Kennie Akinyemi-Okomah is the founder of Change Agents, a non-profit organisation and philanthropists group, with a mandate to affect the world positively and empowering the less privileged. A passionate leader, with a long track record of successful management, she had an MBA in Finance from the University of North Alabama, USA. She has been in the oil and gas industry for almost 18 years and currently a Stocks and Equity leader. She is also the CEO of Temnnys Foods with its headquarters in Southern California USA, and branches in Lagos and Abuja. In this interview with Maria Diamond, Akinyemi-Okomah, who grew up in Lagos and hails from Ayedun Ekiti, spoke on the need to empower the less privileged, especially the girl child, single mums, orphans and unemployed graduates. She also talked about the challenges of being a female entrepreneur in Nigeria.
Tell us about Change Agents, what exactly is the thrust of the NGO?
We are a non-profit organisation with the goal of touching lives positively, starting from our immediate environment. We reach out to the unreached people, giving hope to the less privileged and sharing love. We empower people by enhancing their skills and provide business grants to business owners and starters, so that they can stand on their feet. It’s my way of giving back to society.
When was the NGO founded and who are your targeted audiences?
The organisation started in March 2016 and our our target audience are the less privileged, single mums, the girl child, anyone who needs help generally; be it emotional, spiritual, mental and even financial.
How much have you been able to achieve so far?
Quite a number of people have benefited from our NGO, both individuals and orphanages. Most recently, we visited the Maryland Orphanage Home in Gwagwalada, Abuja; we took relief materials to the orphans and had a time of fellowship with them. It was quite an inspiring one for us, seeing the lives God has rescued. We are not oblivious of the fact that it could have been any of us in such a situation. We have also empowered some ladies recently to start up their businesses; especially those whose husbands have left them and cannot meet their basic needs. We have also empowered unemployed graduates to start up businesses.
How do you follow up on beneficiaries to ensure they stay empowered?

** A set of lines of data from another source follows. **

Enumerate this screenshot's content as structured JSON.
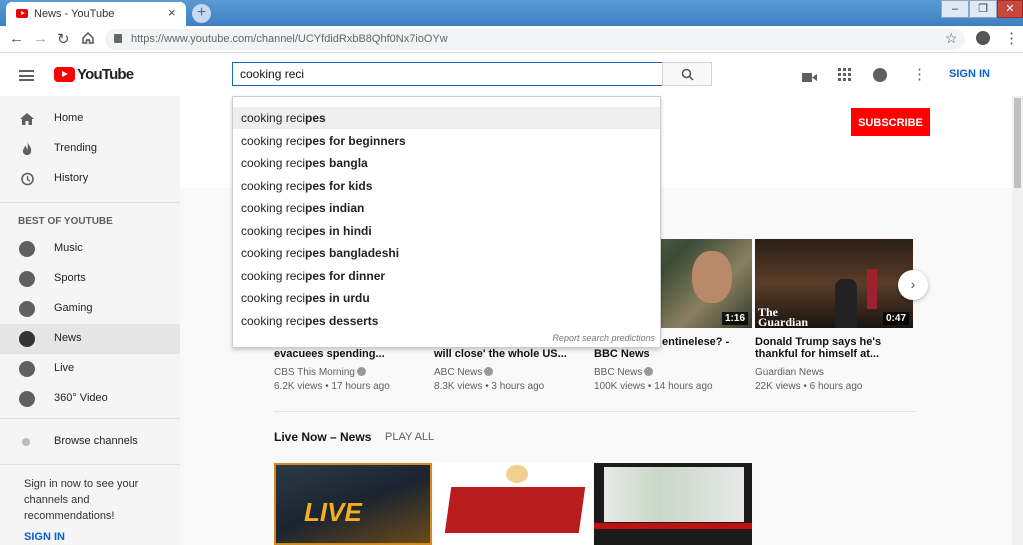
{
  "browser": {
    "tab_title": "News - YouTube",
    "tab_close": "×",
    "new_tab": "+",
    "url": "https://www.youtube.com/channel/UCYfdidRxbB8Qhf0Nx7ioOYw",
    "win_min": "‒",
    "win_max": "❐",
    "win_close": "✕"
  },
  "header": {
    "logo_text": "YouTube",
    "search_value": "cooking reci",
    "sign_in": "SIGN IN"
  },
  "search_suggestions": {
    "typed": "cooking reci",
    "items": [
      {
        "rest": "pes"
      },
      {
        "rest": "pes for beginners"
      },
      {
        "rest": "pes bangla"
      },
      {
        "rest": "pes for kids"
      },
      {
        "rest": "pes indian"
      },
      {
        "rest": "pes in hindi"
      },
      {
        "rest": "pes bangladeshi"
      },
      {
        "rest": "pes for dinner"
      },
      {
        "rest": "pes in urdu"
      },
      {
        "rest": "pes desserts"
      }
    ],
    "report": "Report search predictions"
  },
  "sidebar": {
    "items": [
      {
        "label": "Home",
        "icon": "home-icon"
      },
      {
        "label": "Trending",
        "icon": "flame-icon"
      },
      {
        "label": "History",
        "icon": "history-icon"
      }
    ],
    "best_heading": "BEST OF YOUTUBE",
    "best_items": [
      {
        "label": "Music",
        "icon": "music-icon"
      },
      {
        "label": "Sports",
        "icon": "sports-icon"
      },
      {
        "label": "Gaming",
        "icon": "gaming-icon"
      },
      {
        "label": "News",
        "icon": "news-icon",
        "active": true
      },
      {
        "label": "Live",
        "icon": "live-icon"
      },
      {
        "label": "360° Video",
        "icon": "360-video-icon"
      }
    ],
    "browse": "Browse channels",
    "signin_msg": "Sign in now to see your channels and recommendations!",
    "signin": "SIGN IN"
  },
  "channel": {
    "subscribe": "SUBSCRIBE"
  },
  "videos": [
    {
      "title": "evacuees spending...",
      "channel": "CBS This Morning",
      "meta": "6.2K views • 17 hours ago"
    },
    {
      "title": "will close' the whole US...",
      "channel": "ABC News",
      "meta": "8.3K views • 3 hours ago"
    },
    {
      "title_l1": "entinelese? -",
      "title": "BBC News",
      "channel": "BBC News",
      "meta": "100K views • 14 hours ago",
      "duration": "1:16"
    },
    {
      "title_l1": "Donald Trump says he's",
      "title": "thankful for himself at...",
      "channel": "Guardian News",
      "meta": "22K views • 6 hours ago",
      "duration": "0:47"
    }
  ],
  "live_section": {
    "heading": "Live Now – News",
    "play_all": "PLAY ALL"
  },
  "colors": {
    "accent_red": "#ff0000",
    "link_blue": "#065fd4"
  }
}
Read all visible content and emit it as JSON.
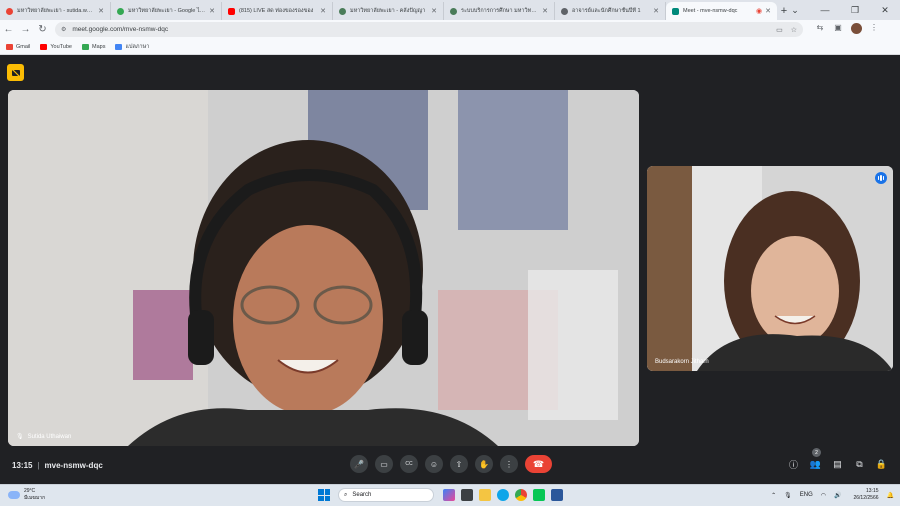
{
  "browser": {
    "tabs": [
      {
        "title": "มหาวิทยาลัยพะเยา - sutida.w@up.ac.th",
        "favicon_color": "#ea4335"
      },
      {
        "title": "มหาวิทยาลัยพะเยา - Google ไดรฟ์",
        "favicon_color": "#34a853"
      },
      {
        "title": "(815) LIVE สด ท่องของรองของ",
        "favicon_color": "#ff0000"
      },
      {
        "title": "มหาวิทยาลัยพะเยา - คลังปัญญา",
        "favicon_color": "#4a7c59"
      },
      {
        "title": "ระบบบริการการศึกษา มหาวิทยาลัย",
        "favicon_color": "#4a7c59"
      },
      {
        "title": "อาจารย์และนักศึกษาชั้นปีที่ 1",
        "favicon_color": "#5f6368"
      },
      {
        "title": "Meet - mve-nsmw-dqc",
        "favicon_color": "#00897b",
        "active": true
      }
    ],
    "new_tab": "+",
    "url": "meet.google.com/mve-nsmw-dqc",
    "bookmarks": [
      {
        "label": "Gmail",
        "color": "#ea4335"
      },
      {
        "label": "YouTube",
        "color": "#ff0000"
      },
      {
        "label": "Maps",
        "color": "#34a853"
      },
      {
        "label": "แปลภาษา",
        "color": "#4285f4"
      }
    ]
  },
  "meet": {
    "participants": [
      {
        "name": "Sutida Uthaiwan",
        "muted": true
      },
      {
        "name": "Budsarakorn Jitharn",
        "speaking": true
      }
    ],
    "time": "13:15",
    "meeting_code": "mve-nsmw-dqc",
    "people_count": "2",
    "accent": "#ea4335"
  },
  "taskbar": {
    "temperature": "29°C",
    "weather_desc": "มีเมฆมาก",
    "search_placeholder": "Search",
    "language": "ENG",
    "clock_time": "13:15",
    "clock_date": "26/12/2566"
  }
}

We follow up on beneficiaries by supplying funds in phases at various levels as they start up. This is to ensure that they stay empowered for financial needs and avoid careless spending. We constantly check on other beneficiaries to know how they are doing and see where we can come in. We ensure to keep them active around us, especially on social platforms, and in case of any withdrawal, we quickly check to know what is wrong.
Considering how Change Agents is a non-profit organisation, how do you raise funds to execute your projects?
We don’t raise funds. This is one of the ways I give back and God has been faithful.
Having spent 18-year in the oil and gas sector, what prompted a diversion into food entrepreneurship?
The goal is to eventually be an entrepreneur full time. However, I chose food because it is a basic need of man. Truth is, under whatever circumstance, good or bad, people would eat and always eat. We can resist buying new clothes, electronics, etc, but it would be hard to resist hunger; knowing this reality prompted my switch into food entrepreneurship.
I have a great concern for Nigerians and their plights as it relates to high unemployment rate. This is an opportunity for me to actualise creating jobs thereby empowering Nigerians.
Tell us about Temnnys Foods, what kinds of food do you offer?
Temnnys Foods is a snack and beverage company with headquartered in Southern California. The idea is to make tasteful snacks and beverages that are non-GMO (Genetically Modified Organisms) and gluten-free.
Do you have outlet in Nigeria at the moment?
All work is in progress to ensure we have a very successful launch in Lagos. The grand opening and launch party of the Temnnys Foods Lagos will take place on July 10, 2021, at Imperial Hall, Alausa Secretariat Ikeja.
As a woman in business, what is your biggest challenge?
I would have to say gaining access to capital for entrepreneurial endeavors is one of the top challenges for women in business. To have an idea is great, but accessing funding to implement is probably the biggest challenge you will face, especially, as a woman entrepreneur. It is difficult to pitch your idea and not get questioned in a way a man would never be. This is one of the biggest challenges that women entrepreneurs face; they encounter more rejection than men.
Sometimes they might be judged for the way they look, or for the way they dress. However, the key is to believe in your idea, work twice as hard to eradicate loopholes. This will make it difficult for ‘No.’
How do you manage your businesses in the USA and here in Nigeria?
This is where we get to appreciate the beauty of technology where the world is connected as a small village. We have a very competent work force that oversees the operations in Nigeria and reports back to me on a daily base; they are goal and result oriented. However, the idea is also to frequent Nigeria as much as possible.